SUPPLIED MATERIAL:
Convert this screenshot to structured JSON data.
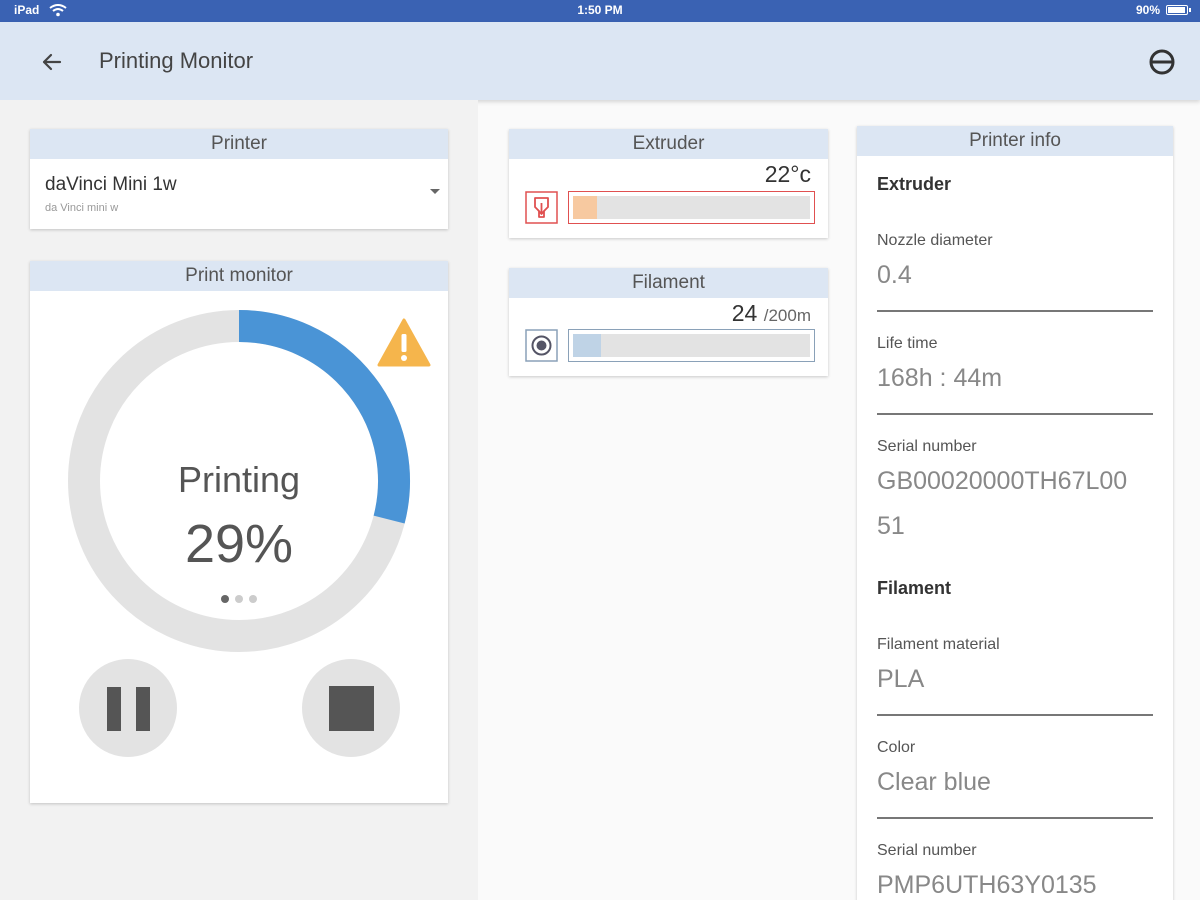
{
  "statusbar": {
    "device": "iPad",
    "time": "1:50 PM",
    "battery": "90%"
  },
  "appbar": {
    "title": "Printing Monitor",
    "back_icon": "arrow-left-icon",
    "menu_icon": "circle-minus-icon"
  },
  "printer": {
    "header": "Printer",
    "selected_name": "daVinci Mini 1w",
    "selected_subtitle": "da Vinci mini w"
  },
  "monitor": {
    "header": "Print monitor",
    "status": "Printing",
    "percent_label": "29%",
    "progress": 0.29,
    "page_dots": 3,
    "active_dot": 0,
    "warning_icon": "warning-icon",
    "colors": {
      "track": "#e3e3e3",
      "progress": "#4a94d6",
      "warning": "#f5b54c"
    }
  },
  "extruder": {
    "header": "Extruder",
    "temperature_label": "22°c",
    "level": 0.1,
    "icon": "nozzle-icon",
    "colors": {
      "accent": "#e05050",
      "fill": "#f7c9a0"
    }
  },
  "filament": {
    "header": "Filament",
    "used": "24",
    "total": "/200m",
    "level": 0.12,
    "icon": "spool-icon",
    "colors": {
      "fill": "#bfd3e6"
    }
  },
  "info": {
    "header": "Printer info",
    "extruder_title": "Extruder",
    "nozzle_label": "Nozzle diameter",
    "nozzle_value": "0.4",
    "lifetime_label": "Life time",
    "lifetime_value": "168h : 44m",
    "serial_label": "Serial number",
    "serial_value_line1": "GB00020000TH67L00",
    "serial_value_line2": "51",
    "filament_title": "Filament",
    "material_label": "Filament material",
    "material_value": "PLA",
    "color_label": "Color",
    "color_value": "Clear blue",
    "fil_serial_label": "Serial number",
    "fil_serial_value": "PMP6UTH63Y0135"
  }
}
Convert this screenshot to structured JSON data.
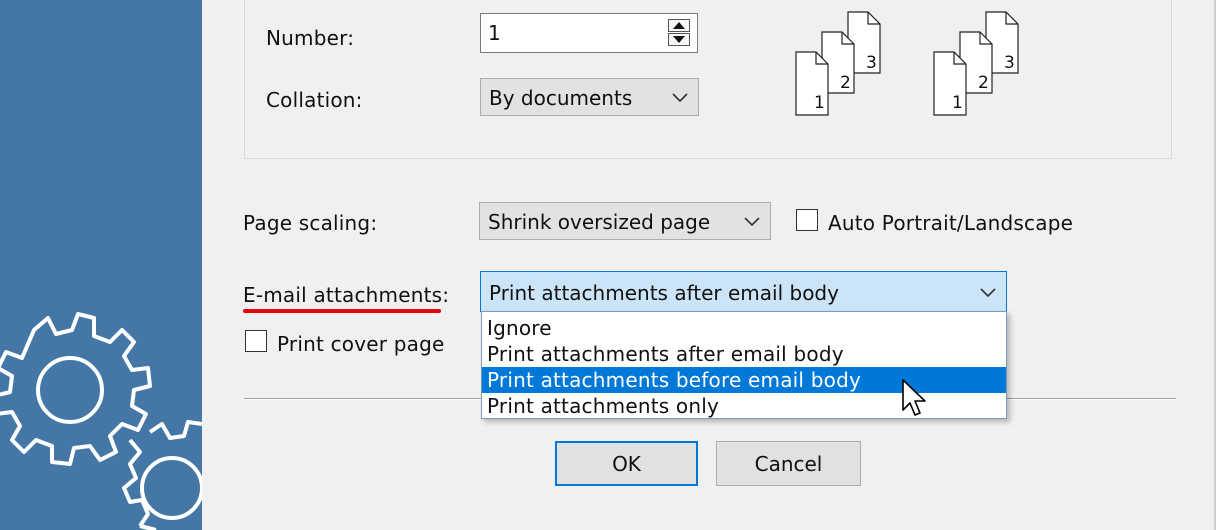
{
  "copies": {
    "number_label": "Number:",
    "number_value": "1",
    "collation_label": "Collation:",
    "collation_value": "By documents",
    "collate_icons": [
      {
        "pages": [
          "1",
          "2",
          "3"
        ]
      },
      {
        "pages": [
          "1",
          "2",
          "3"
        ]
      }
    ]
  },
  "scaling": {
    "label": "Page scaling:",
    "value": "Shrink oversized page",
    "auto_rotate_label": "Auto Portrait/Landscape",
    "auto_rotate_checked": false
  },
  "attachments": {
    "label": "E-mail attachments:",
    "value": "Print attachments after email body",
    "options": [
      "Ignore",
      "Print attachments after email body",
      "Print attachments before email body",
      "Print attachments only"
    ],
    "highlighted_option_index": 2
  },
  "cover_page": {
    "label": "Print cover page",
    "checked": false
  },
  "buttons": {
    "ok": "OK",
    "cancel": "Cancel"
  },
  "colors": {
    "sidebar": "#4477a6",
    "accent": "#0078d7",
    "annotation_underline": "#e8000c"
  }
}
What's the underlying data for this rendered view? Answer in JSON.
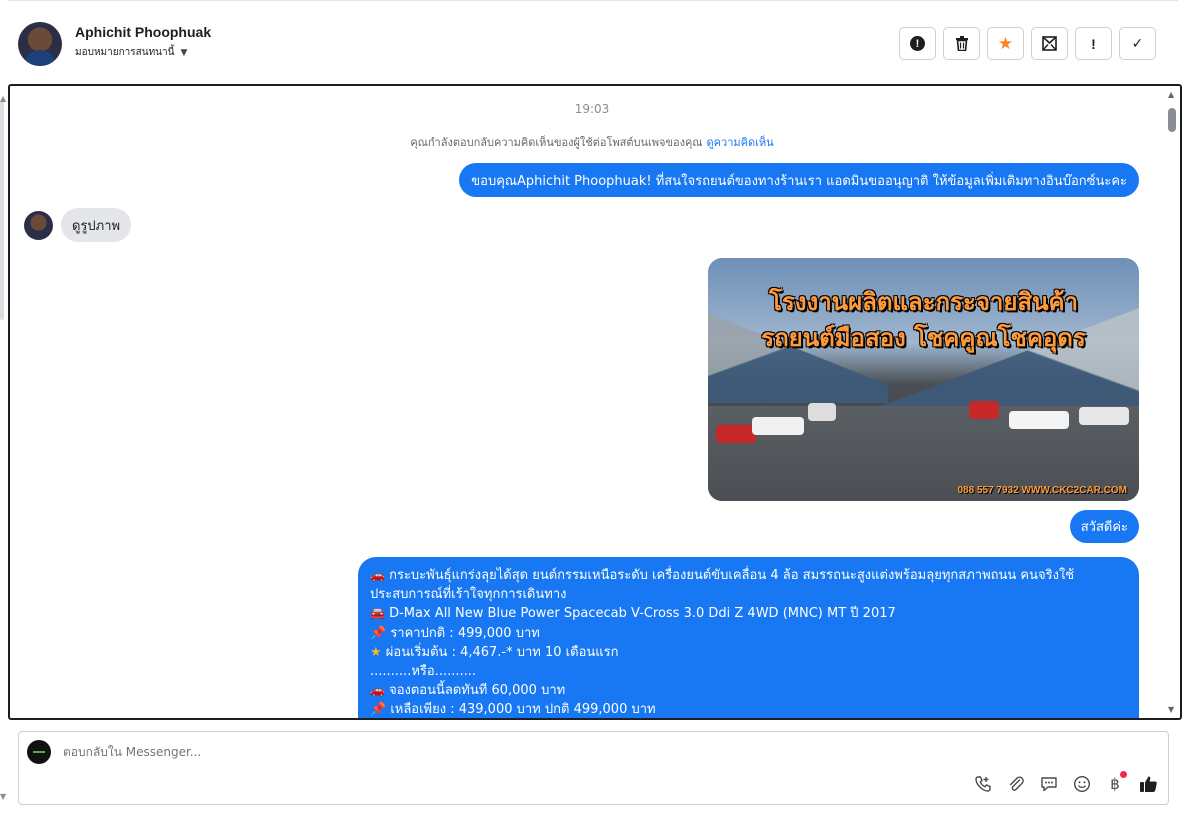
{
  "header": {
    "user_name": "Aphichit Phoophuak",
    "assign_label": "มอบหมายการสนทนานี้",
    "actions": [
      {
        "name": "spam-button",
        "icon": "alert-circle-icon",
        "symbol": "!"
      },
      {
        "name": "delete-button",
        "icon": "trash-icon",
        "symbol": "🗑"
      },
      {
        "name": "star-button",
        "icon": "star-icon",
        "symbol": "★"
      },
      {
        "name": "mark-unread-button",
        "icon": "envelope-icon",
        "symbol": "✉"
      },
      {
        "name": "follow-up-button",
        "icon": "exclamation-icon",
        "symbol": "!"
      },
      {
        "name": "done-button",
        "icon": "check-icon",
        "symbol": "✓"
      }
    ]
  },
  "chat": {
    "timestamp": "19:03",
    "reply_note": "คุณกำลังตอบกลับความคิดเห็นของผู้ใช้ต่อโพสต์บนเพจของคุณ",
    "reply_note_link": "ดูความคิดเห็น",
    "outgoing_1": "ขอบคุณAphichit Phoophuak! ที่สนใจรถยนต์ของทางร้านเรา แอดมินขออนุญาติ ให้ข้อมูลเพิ่มเติมทางอินบ๊อกซ์นะคะ",
    "incoming_1": "ดูรูปภาพ",
    "photo": {
      "title_line1": "โรงงานผลิตและกระจายสินค้า",
      "title_line2": "รถยนต์มือสอง โชคคูณโชคอุดร",
      "contact": "088 557 7932 WWW.CKC2CAR.COM"
    },
    "outgoing_2": "สวัสดีค่ะ",
    "outgoing_3_lines": [
      "กระบะพันธุ์แกร่งลุยได้สุด ยนต์กรรมเหนือระดับ เครื่องยนต์ขับเคลื่อน 4 ล้อ สมรรถนะสูงแต่งพร้อมลุยทุกสภาพถนน คนจริงใช้ ประสบการณ์ที่เร้าใจทุกการเดินทาง",
      "D-Max All New Blue Power Spacecab V-Cross 3.0 Ddi Z 4WD (MNC) MT ปี 2017",
      "ราคาปกติ : 499,000 บาท",
      "ผ่อนเริ่มต้น : 4,467.-* บาท 10 เดือนแรก",
      "..........หรือ..........",
      "จองตอนนี้ลดทันที 60,000 บาท",
      "เหลือเพียง : 439,000 บาท ปกติ 499,000 บาท"
    ],
    "outgoing_3_icons": [
      "car-icon",
      "car-icon",
      "pin-icon",
      "star-icon",
      "",
      "car-icon",
      "pin-icon"
    ]
  },
  "composer": {
    "placeholder": "ตอบกลับใน Messenger...",
    "tools": [
      "phone-icon",
      "paperclip-icon",
      "saved-reply-icon",
      "emoji-icon",
      "baht-icon",
      "like-icon"
    ]
  },
  "colors": {
    "accent": "#1877f2",
    "star": "#f5842a",
    "photo_text": "#ff9a3c"
  }
}
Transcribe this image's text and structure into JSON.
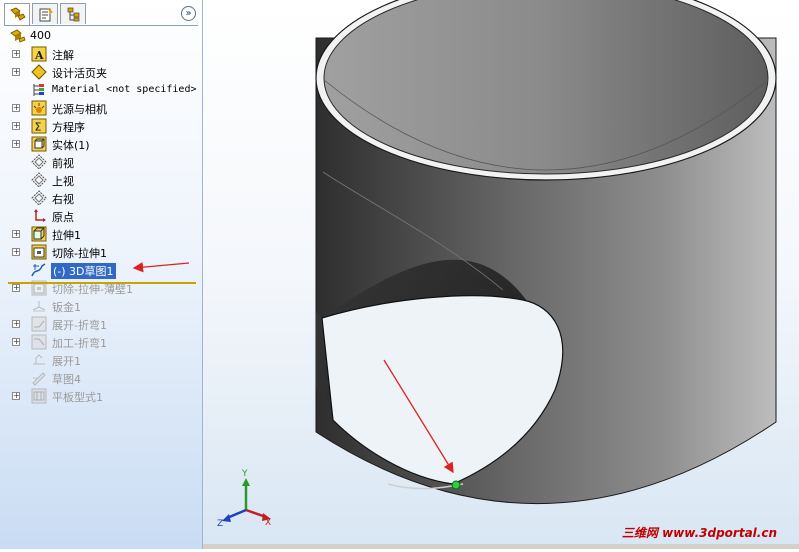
{
  "tree": {
    "root": "400",
    "items": [
      {
        "label": "注解",
        "icon": "annotation-icon",
        "expander": true
      },
      {
        "label": "设计活页夹",
        "icon": "design-binder-icon",
        "expander": true
      },
      {
        "label": "Material <not specified>",
        "icon": "material-icon",
        "expander": false
      },
      {
        "label": "光源与相机",
        "icon": "lights-camera-icon",
        "expander": true
      },
      {
        "label": "方程序",
        "icon": "equations-icon",
        "expander": true
      },
      {
        "label": "实体(1)",
        "icon": "solid-bodies-icon",
        "expander": true
      },
      {
        "label": "前视",
        "icon": "plane-icon",
        "expander": false
      },
      {
        "label": "上视",
        "icon": "plane-icon",
        "expander": false
      },
      {
        "label": "右视",
        "icon": "plane-icon",
        "expander": false
      },
      {
        "label": "原点",
        "icon": "origin-icon",
        "expander": false
      },
      {
        "label": "拉伸1",
        "icon": "extrude-icon",
        "expander": true
      },
      {
        "label": "切除-拉伸1",
        "icon": "cut-extrude-icon",
        "expander": true
      },
      {
        "label": "(-) 3D草图1",
        "icon": "3d-sketch-icon",
        "expander": false,
        "selected": true
      },
      {
        "label": "切除-拉伸-薄壁1",
        "icon": "cut-thin-icon",
        "expander": true,
        "dim": true
      },
      {
        "label": "钣金1",
        "icon": "sheet-metal-icon",
        "expander": false,
        "dim": true
      },
      {
        "label": "展开-折弯1",
        "icon": "unfold-icon",
        "expander": true,
        "dim": true
      },
      {
        "label": "加工-折弯1",
        "icon": "process-bend-icon",
        "expander": true,
        "dim": true
      },
      {
        "label": "展开1",
        "icon": "flatten-icon",
        "expander": false,
        "dim": true
      },
      {
        "label": "草图4",
        "icon": "sketch-icon",
        "expander": false,
        "dim": true
      },
      {
        "label": "平板型式1",
        "icon": "flat-pattern-icon",
        "expander": true,
        "dim": true
      }
    ]
  },
  "triad": {
    "x": "X",
    "y": "Y",
    "z": "Z"
  },
  "watermark": {
    "cn": "三维网",
    "url": "www.3dportal.cn"
  },
  "colors": {
    "selection": "#316ac5",
    "arrow": "#e02020",
    "rollback": "#c8a400",
    "sketch_point": "#2ecc40"
  }
}
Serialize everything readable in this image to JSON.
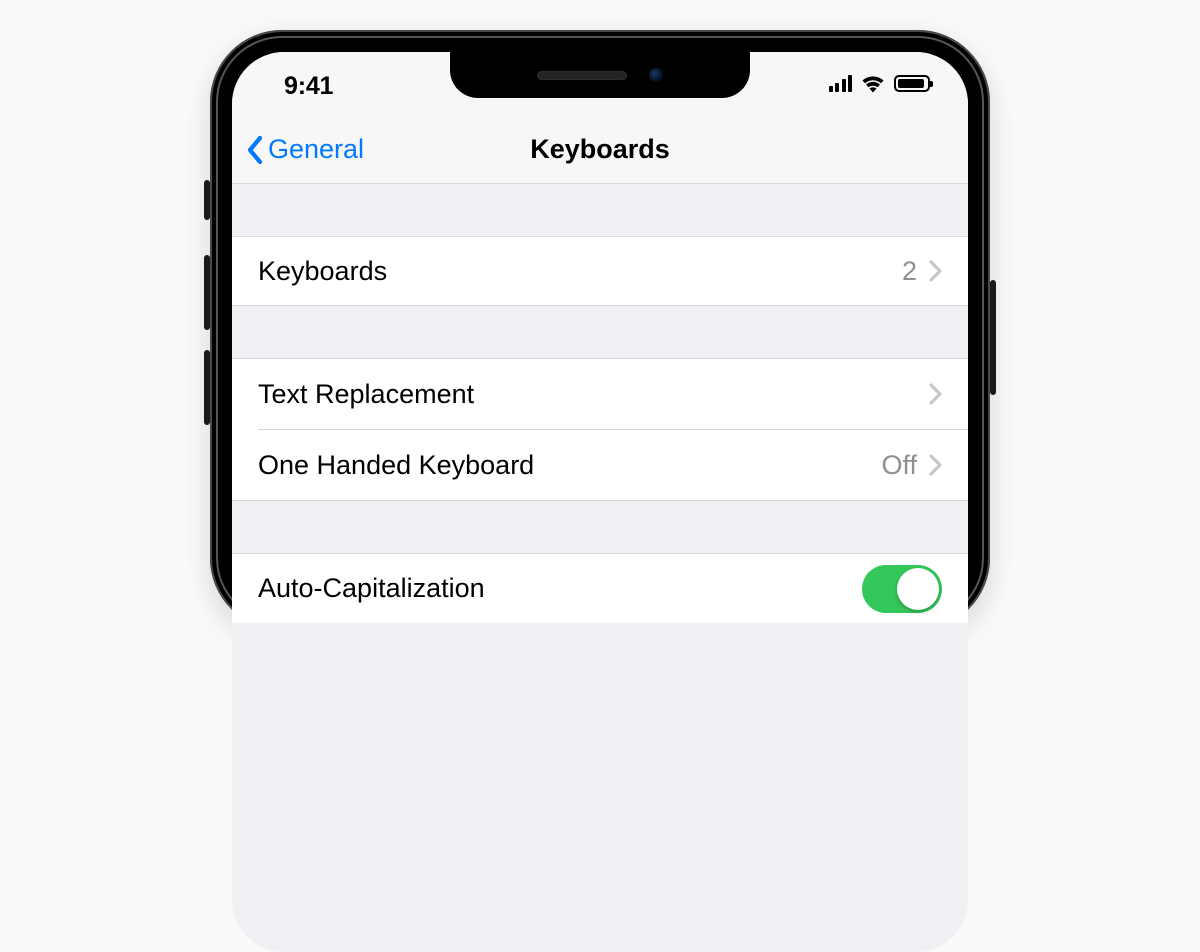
{
  "status": {
    "time": "9:41"
  },
  "nav": {
    "back_label": "General",
    "title": "Keyboards"
  },
  "rows": {
    "keyboards": {
      "label": "Keyboards",
      "value": "2"
    },
    "text_replacement": {
      "label": "Text Replacement"
    },
    "one_handed": {
      "label": "One Handed Keyboard",
      "value": "Off"
    },
    "auto_cap": {
      "label": "Auto-Capitalization",
      "toggle_on": true
    }
  },
  "colors": {
    "tint": "#007aff",
    "toggle_on": "#34c759"
  }
}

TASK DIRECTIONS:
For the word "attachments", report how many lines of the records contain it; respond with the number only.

WRITTEN ANSWER:
6